TextEdit on Mac is a nice and easy tool for creating plain or rich text documents. And it’s handy if you want to create a table for an email or list in outline format. Using rich text in TextEdit, inserting tables and lists is simple, plus you have flexible options.
Here’s how to work with tables and lists in TextEdit on your Mac.
Make sure to use rich text
If you’ve adjusted your TextEdit Preferences to use rich text for all of your new documents, then you can skip down to creating the table or list.
But if your default is plain text, you’ll need to switch it to rich text. Luckily, you don’t have to change your default settings for this. You can simply switch the document you’re working on to rich text.
With your document open in TextEdit, click Format > Make Rich Text from the menu bar. Keep in mind that this will affect text you already have in the document.
Create and format a table in TextEdit
To insert a table in TextEdit, click Format > Table from the menu bar.
The table formatting window will pop open for you to configure your table settings. You can select the number of rows and columns for the table and use a nested table if you like.
You also have settings for the selected cell. You can adjust the text alignment within the cell both vertically and horizontally, choose a cell border and color, and use a cell background and color.
After you create your table, you can go back and edit it using the menu once again. This lets you add or remove rows or columns and change any of the cell settings.
Resize a column or row
To adjust the width of a column or height of a row, put your cursor over the border, and when the two-sided arrow appears, just drag.
Merge or split cells
To merge cells, select them in the table, open the formatting window (Format > Table) and click Merge Cells.
To split merged cells, follow the same steps and click the Split Cells button.
Delete a table
To delete a table in TextEdit, drag through to select the entire table and click Delete.
Create and format a list in TextEdit
To insert a list in TextEdit, click Format > List from the menu bar.
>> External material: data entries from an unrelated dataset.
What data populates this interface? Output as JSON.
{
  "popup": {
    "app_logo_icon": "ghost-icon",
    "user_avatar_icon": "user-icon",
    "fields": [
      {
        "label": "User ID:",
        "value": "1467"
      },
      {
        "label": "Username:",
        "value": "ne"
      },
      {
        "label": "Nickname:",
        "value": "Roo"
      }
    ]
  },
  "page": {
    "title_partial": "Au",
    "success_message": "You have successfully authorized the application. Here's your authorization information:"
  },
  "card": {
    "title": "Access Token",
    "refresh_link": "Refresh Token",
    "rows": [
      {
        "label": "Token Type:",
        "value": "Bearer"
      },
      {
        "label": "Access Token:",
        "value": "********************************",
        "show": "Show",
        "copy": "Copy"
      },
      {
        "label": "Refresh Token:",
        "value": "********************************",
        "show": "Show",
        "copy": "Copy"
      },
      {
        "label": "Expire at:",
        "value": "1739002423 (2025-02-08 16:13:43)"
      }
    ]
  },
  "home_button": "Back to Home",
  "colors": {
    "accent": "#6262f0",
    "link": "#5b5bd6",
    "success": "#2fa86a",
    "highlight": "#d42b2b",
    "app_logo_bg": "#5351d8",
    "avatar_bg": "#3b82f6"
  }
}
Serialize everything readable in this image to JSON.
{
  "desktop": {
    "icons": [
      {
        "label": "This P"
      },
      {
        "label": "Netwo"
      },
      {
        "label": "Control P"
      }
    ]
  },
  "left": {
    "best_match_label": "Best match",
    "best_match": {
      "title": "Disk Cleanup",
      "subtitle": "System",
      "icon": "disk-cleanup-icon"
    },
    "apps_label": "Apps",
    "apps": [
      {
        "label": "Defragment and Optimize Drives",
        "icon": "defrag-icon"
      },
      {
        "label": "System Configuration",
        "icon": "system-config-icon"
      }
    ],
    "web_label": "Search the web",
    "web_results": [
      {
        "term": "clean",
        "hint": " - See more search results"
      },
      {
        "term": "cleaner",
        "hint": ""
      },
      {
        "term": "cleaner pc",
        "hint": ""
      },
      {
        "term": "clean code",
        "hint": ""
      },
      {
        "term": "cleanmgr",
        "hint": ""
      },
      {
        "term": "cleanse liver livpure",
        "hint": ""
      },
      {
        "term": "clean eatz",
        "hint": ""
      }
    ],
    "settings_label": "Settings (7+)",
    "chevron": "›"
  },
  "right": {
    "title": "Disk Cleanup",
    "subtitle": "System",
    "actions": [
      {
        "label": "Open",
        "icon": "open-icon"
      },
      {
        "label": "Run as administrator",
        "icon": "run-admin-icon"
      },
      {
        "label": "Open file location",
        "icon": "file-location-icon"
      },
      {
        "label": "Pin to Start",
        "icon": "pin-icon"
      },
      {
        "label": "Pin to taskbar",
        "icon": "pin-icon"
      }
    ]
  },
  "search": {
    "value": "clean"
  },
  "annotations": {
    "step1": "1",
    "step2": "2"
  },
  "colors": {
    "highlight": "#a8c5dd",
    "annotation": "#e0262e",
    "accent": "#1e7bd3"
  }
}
You can do this before you create the list or after you already have text. If you do the latter, select the text first, and then click Format > List to convert your text into a list.
When the formatting box opens, you can configure your list with some flexible options.
Prefix: Select a character as a prefix for before the list marker.
Bullet or Number: Choose the list marker style. You have several options for both bulleted and numbered lists.
Suffix: Select a character as the suffix for the list marker.
Starting number: For numbered lists, you can choose the number to start with.
Prepend enclosing list marker: If you’re going to create sublists, like an outline, marking this box will add the enclosing list marker to the sublist.
For example, say you use capital letters as list markers (A, B, C). Then you want to create a sublist under letter C, you can have that letter C included before the sublist markers (a, b, c) as shown in the screenshot below.
To continue adding items to your list, simply hit your Return key after each list item. To end your list, hit the Return key twice.
Like working with tables in TextEdit, you can edit your lists anytime as well. This is especially important for formatting sublists as described above. To edit the way a list is formatted, select the text and then click Format > List from the menu bar.
Wrapping it up
Working with tables and lists in TextEdit is a simple way to format those types of items. And if you’re interested in creating a table for an email, you can use TextEdit; check out our tutorial.
Do you use TextEdit for creating rich text documents or even plain text files? What are your thoughts on the tool or your favorite features?